━━━━━ The records

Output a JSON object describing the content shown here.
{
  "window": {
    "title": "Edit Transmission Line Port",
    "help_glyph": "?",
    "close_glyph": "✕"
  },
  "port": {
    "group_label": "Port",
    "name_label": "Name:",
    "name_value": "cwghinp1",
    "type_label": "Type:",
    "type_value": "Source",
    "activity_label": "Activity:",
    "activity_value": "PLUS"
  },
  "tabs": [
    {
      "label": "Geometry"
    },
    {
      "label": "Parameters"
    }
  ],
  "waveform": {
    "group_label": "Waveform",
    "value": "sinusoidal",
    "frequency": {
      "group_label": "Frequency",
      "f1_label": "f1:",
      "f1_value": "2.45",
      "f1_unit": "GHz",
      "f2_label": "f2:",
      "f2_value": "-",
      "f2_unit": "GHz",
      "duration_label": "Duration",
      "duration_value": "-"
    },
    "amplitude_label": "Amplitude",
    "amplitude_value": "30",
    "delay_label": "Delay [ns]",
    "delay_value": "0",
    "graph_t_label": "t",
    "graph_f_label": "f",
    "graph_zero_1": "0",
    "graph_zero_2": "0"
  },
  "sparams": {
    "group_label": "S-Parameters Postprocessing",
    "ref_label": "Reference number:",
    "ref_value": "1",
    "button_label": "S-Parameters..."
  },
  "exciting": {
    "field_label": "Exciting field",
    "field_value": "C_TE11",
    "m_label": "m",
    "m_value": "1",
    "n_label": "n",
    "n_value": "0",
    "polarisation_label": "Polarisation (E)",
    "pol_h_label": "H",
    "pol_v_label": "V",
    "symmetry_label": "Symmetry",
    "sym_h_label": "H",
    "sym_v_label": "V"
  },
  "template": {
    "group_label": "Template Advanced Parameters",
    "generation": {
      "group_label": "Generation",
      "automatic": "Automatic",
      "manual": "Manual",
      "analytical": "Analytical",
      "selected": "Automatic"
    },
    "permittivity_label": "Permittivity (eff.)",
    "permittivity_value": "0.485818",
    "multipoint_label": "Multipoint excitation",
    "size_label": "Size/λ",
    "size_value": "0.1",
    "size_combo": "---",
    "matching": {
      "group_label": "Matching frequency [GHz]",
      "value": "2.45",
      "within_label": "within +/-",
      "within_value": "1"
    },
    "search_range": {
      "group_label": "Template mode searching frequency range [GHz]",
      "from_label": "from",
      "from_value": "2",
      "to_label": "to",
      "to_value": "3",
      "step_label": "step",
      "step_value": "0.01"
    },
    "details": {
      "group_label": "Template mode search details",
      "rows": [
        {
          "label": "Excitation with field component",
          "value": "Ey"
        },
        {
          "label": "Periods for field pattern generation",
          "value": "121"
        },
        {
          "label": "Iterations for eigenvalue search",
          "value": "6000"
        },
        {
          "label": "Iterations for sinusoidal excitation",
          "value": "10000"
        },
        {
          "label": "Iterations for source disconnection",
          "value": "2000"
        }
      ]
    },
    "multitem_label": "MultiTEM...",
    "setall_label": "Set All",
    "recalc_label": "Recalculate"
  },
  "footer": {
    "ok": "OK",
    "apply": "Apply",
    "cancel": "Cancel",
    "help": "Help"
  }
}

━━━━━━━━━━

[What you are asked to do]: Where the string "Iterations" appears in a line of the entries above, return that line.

[Your response]:
          "label": "Iterations for eigenvalue search",
          "label": "Iterations for sinusoidal excitation",
          "label": "Iterations for source disconnection",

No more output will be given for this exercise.